"Any time you put a streak like that together, it's a surprise. It doesn't surprise me that we're going out every day and grinding. The danger is in living for the streak. We've got a lot of baseball to play. Streaks are something to admire and look back on afterward."
Torre's Dodgers would go for the record-tying win against the D-backs, with Jeff Weaver making his first Dodgers start since 2005.
"Right now, we're playing very well," Torre said. "But Arizona started 20-8 last year [finishing second at 82-80]. Things can happen very quickly in this game. We spent all last year looking from the other side of .500. We have a good team this year, but we've been lucky with the pitching. We lost some key people [Hiroki Kuroda, Hong-Chih Kuo, Cory Wade]. But we're finding other guys. That's the luck portion. Guys go down, other guys step up. You lose a Kuo, but you get a [Ramon] Troncoso that you might never find out about."
Torre said the consistent offense has compensated for the stretch of short starts by his inexperienced starting rotation. He credited the offense to the patient approach preached by hitting coach Don Mattingly.
"That is a plan," he said. "Every once in a while, the impatience shows up and we have to remind the guys. I find with pitchers, they don't try to get ahead like the old days. They go to the hitter's weakness, so if the hitter has a good plan, he doesn't swing at that pitch and work the count. Greg Maddux was good at exploiting the hitter's weakness and did it in a cunning way."
Torre said the Dodgers slipped into a spell of impatience during the final game of the series in Colorado on April 26, losing to Jason Marquis. That's when Torre and Mattingly "reminded" the hitters of the "plan" in a pair of clubhouse meetings. He said he was pleased that the impatience didn't carry over to the next set of games, as often happened during the first half of 2008.
"That was a bad game for us," Torre said. "We had a meeting to remind them. The difference from last year is that I'm not selling the concept anymore. We tell them to look at the results when you do this. You remind them how it works, remind them of what is successful."
Monday night's 7-2 game lasted 3 1/2 hours, and Torre recalled that when his 1998 Yankees employed the patient strategy, they won a lot of games and also drew the ire of the Commissioner's Office, which was focused on time-of-game issues.
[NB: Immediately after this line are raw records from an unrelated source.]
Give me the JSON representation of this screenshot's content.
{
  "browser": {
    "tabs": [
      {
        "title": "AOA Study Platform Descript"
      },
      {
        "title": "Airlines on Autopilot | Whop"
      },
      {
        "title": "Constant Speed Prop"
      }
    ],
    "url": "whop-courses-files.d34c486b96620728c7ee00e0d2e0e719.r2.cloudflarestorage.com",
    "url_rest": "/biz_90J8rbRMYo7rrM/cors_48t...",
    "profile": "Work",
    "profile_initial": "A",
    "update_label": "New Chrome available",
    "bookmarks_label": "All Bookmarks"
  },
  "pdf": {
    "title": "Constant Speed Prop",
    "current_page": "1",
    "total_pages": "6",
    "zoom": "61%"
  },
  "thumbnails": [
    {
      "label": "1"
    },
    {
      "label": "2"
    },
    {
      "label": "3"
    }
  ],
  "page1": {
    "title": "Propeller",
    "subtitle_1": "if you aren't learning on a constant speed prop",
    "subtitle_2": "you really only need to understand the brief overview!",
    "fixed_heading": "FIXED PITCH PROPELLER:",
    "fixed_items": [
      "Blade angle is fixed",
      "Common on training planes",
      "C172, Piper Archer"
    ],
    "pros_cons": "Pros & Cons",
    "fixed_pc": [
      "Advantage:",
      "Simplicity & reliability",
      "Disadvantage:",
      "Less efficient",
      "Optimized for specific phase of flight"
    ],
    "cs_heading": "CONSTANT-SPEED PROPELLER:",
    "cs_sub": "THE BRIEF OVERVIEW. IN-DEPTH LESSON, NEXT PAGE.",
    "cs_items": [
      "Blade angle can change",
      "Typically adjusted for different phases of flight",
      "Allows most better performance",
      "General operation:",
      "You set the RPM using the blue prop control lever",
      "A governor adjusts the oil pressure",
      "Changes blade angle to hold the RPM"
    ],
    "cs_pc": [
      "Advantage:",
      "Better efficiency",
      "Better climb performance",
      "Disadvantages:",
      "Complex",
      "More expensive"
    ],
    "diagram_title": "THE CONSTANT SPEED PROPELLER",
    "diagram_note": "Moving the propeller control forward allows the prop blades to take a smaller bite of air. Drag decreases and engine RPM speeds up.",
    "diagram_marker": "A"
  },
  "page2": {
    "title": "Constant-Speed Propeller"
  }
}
The Dodgers entered Tuesday night's play leading the league in team batting average, runs and walks, while having the fewest runners left on base.
Ken Gurnick is a reporter for MLB.com. This story was not subject to the approval of Major League Baseball or its clubs.